- **Task description**
The output should be identical to the entries that follow.

- **Exercise material**

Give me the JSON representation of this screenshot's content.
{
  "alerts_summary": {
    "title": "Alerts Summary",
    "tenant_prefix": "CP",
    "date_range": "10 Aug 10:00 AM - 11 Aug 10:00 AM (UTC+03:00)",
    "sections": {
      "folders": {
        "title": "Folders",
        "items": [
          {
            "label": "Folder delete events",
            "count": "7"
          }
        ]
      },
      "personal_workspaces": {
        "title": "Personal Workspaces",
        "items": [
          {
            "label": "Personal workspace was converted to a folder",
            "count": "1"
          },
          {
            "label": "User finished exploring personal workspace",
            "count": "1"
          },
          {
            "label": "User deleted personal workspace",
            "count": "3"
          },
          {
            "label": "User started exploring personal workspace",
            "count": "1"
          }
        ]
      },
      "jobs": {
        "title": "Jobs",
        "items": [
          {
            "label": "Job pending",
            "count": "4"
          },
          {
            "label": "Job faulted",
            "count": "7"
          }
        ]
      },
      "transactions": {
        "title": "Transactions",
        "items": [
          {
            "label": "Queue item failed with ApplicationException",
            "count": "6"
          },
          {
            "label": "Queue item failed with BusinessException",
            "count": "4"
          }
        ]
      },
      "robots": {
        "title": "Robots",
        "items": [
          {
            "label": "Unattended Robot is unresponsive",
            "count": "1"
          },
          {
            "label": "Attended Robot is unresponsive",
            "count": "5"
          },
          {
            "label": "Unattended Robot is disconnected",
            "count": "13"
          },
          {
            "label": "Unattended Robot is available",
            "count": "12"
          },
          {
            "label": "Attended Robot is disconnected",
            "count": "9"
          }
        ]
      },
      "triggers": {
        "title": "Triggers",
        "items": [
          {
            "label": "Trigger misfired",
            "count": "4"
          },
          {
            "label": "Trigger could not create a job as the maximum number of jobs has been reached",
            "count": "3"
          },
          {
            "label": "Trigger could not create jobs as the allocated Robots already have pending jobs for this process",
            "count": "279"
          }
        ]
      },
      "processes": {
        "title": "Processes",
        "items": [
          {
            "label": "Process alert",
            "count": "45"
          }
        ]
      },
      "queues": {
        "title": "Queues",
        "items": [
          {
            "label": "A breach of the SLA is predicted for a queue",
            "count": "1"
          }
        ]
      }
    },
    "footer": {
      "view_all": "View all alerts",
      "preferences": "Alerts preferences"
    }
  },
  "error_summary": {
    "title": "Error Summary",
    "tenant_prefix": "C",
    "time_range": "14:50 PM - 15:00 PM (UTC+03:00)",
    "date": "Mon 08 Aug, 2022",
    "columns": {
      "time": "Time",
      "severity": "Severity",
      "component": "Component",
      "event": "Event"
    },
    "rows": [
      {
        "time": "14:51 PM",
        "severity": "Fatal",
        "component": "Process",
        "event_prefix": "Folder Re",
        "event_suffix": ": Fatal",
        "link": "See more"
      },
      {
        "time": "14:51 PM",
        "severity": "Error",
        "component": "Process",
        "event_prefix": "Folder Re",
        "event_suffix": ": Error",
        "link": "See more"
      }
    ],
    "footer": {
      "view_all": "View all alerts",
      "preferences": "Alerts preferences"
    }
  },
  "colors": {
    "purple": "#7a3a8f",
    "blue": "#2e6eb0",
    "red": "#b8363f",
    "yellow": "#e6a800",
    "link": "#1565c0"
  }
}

- **Answer to this task**
Give me the JSON representation of this screenshot's content.
{
  "alerts_summary": {
    "title": "Alerts Summary",
    "tenant_prefix": "CP",
    "date_range": "10 Aug 10:00 AM - 11 Aug 10:00 AM (UTC+03:00)",
    "sections": {
      "folders": {
        "title": "Folders",
        "items": [
          {
            "label": "Folder delete events",
            "count": "7"
          }
        ]
      },
      "personal_workspaces": {
        "title": "Personal Workspaces",
        "items": [
          {
            "label": "Personal workspace was converted to a folder",
            "count": "1"
          },
          {
            "label": "User finished exploring personal workspace",
            "count": "1"
          },
          {
            "label": "User deleted personal workspace",
            "count": "3"
          },
          {
            "label": "User started exploring personal workspace",
            "count": "1"
          }
        ]
      },
      "jobs": {
        "title": "Jobs",
        "items": [
          {
            "label": "Job pending",
            "count": "4"
          },
          {
            "label": "Job faulted",
            "count": "7"
          }
        ]
      },
      "transactions": {
        "title": "Transactions",
        "items": [
          {
            "label": "Queue item failed with ApplicationException",
            "count": "6"
          },
          {
            "label": "Queue item failed with BusinessException",
            "count": "4"
          }
        ]
      },
      "robots": {
        "title": "Robots",
        "items": [
          {
            "label": "Unattended Robot is unresponsive",
            "count": "1"
          },
          {
            "label": "Attended Robot is unresponsive",
            "count": "5"
          },
          {
            "label": "Unattended Robot is disconnected",
            "count": "13"
          },
          {
            "label": "Unattended Robot is available",
            "count": "12"
          },
          {
            "label": "Attended Robot is disconnected",
            "count": "9"
          }
        ]
      },
      "triggers": {
        "title": "Triggers",
        "items": [
          {
            "label": "Trigger misfired",
            "count": "4"
          },
          {
            "label": "Trigger could not create a job as the maximum number of jobs has been reached",
            "count": "3"
          },
          {
            "label": "Trigger could not create jobs as the allocated Robots already have pending jobs for this process",
            "count": "279"
          }
        ]
      },
      "processes": {
        "title": "Processes",
        "items": [
          {
            "label": "Process alert",
            "count": "45"
          }
        ]
      },
      "queues": {
        "title": "Queues",
        "items": [
          {
            "label": "A breach of the SLA is predicted for a queue",
            "count": "1"
          }
        ]
      }
    },
    "footer": {
      "view_all": "View all alerts",
      "preferences": "Alerts preferences"
    }
  },
  "error_summary": {
    "title": "Error Summary",
    "tenant_prefix": "C",
    "time_range": "14:50 PM - 15:00 PM (UTC+03:00)",
    "date": "Mon 08 Aug, 2022",
    "columns": {
      "time": "Time",
      "severity": "Severity",
      "component": "Component",
      "event": "Event"
    },
    "rows": [
      {
        "time": "14:51 PM",
        "severity": "Fatal",
        "component": "Process",
        "event_prefix": "Folder Re",
        "event_suffix": ": Fatal",
        "link": "See more"
      },
      {
        "time": "14:51 PM",
        "severity": "Error",
        "component": "Process",
        "event_prefix": "Folder Re",
        "event_suffix": ": Error",
        "link": "See more"
      }
    ],
    "footer": {
      "view_all": "View all alerts",
      "preferences": "Alerts preferences"
    }
  },
  "colors": {
    "purple": "#7a3a8f",
    "blue": "#2e6eb0",
    "red": "#b8363f",
    "yellow": "#e6a800",
    "link": "#1565c0"
  }
}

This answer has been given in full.